14 November 2017

Fry added: "If you are watching or listening, Mick, I owe you a beer".

Mr Fry told the Today show he was out surfing with three friends when he felt a "massive thud".

Dr Fry said he managed to "scramble back on my board, shout at my friends and luckily a wave came, so I just sort of surfed the wave in".

Fry said he learned the technique from professional surfer Mick Fanning.

The 36-year-old was temporarily pulled underwater as the thrashing apex predator turned on him in the notoriously sharky waters of Eastern Cape. "I've just gotten here and I've already been attacked".

Fry later told Nine News his mother laughed off the shark attack while his father was a little more concerned.

He is quoted as saying: "I saw its jaw and teeth coming at me". I punched it in the back'.

'It was a nervous swim in.

"It was just pure adrenaline, I genuinely thought I was going to die, like "you're about to be eaten alive by a shark", so everything slowed down, like 'get on your board and surf'".

'It was very hectic, very very hectic'.

The shark left scratches and a small puncture wound on Mr Fry's arm.

He was driven to a nearby hospital by his companions instead.

"It was terrifying but it only lasted five seconds", he told the Daily Telegraph.

Mr Fry received treatment in hospital and has since been discharged.

The beach was closed on Tuesday.

There have been 16 shark encounters and attacks off the island continent's vast coastline this year, including the death of a 17-year-old girl mauled in full view of her parents in Western Australia.

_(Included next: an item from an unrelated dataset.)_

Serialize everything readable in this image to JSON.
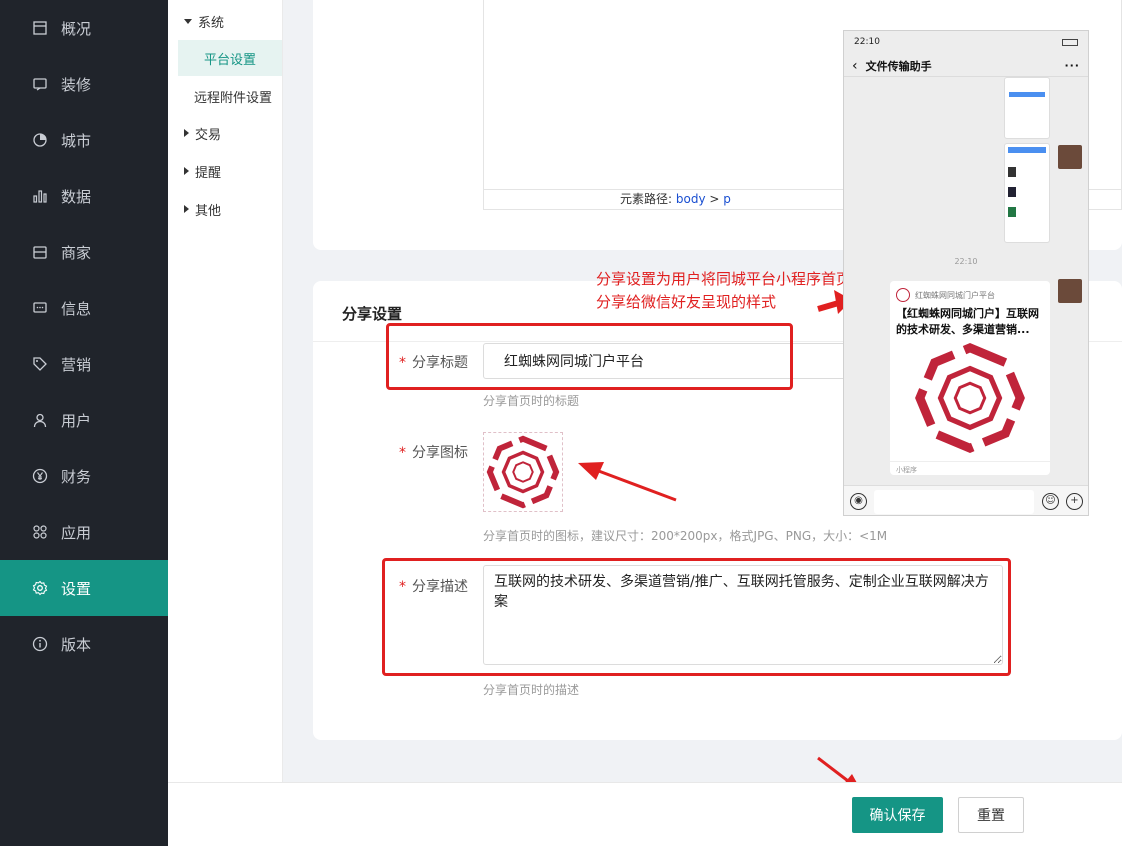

A 10-foot shark was later spotted by a rescue helicopter service near the site of the attack.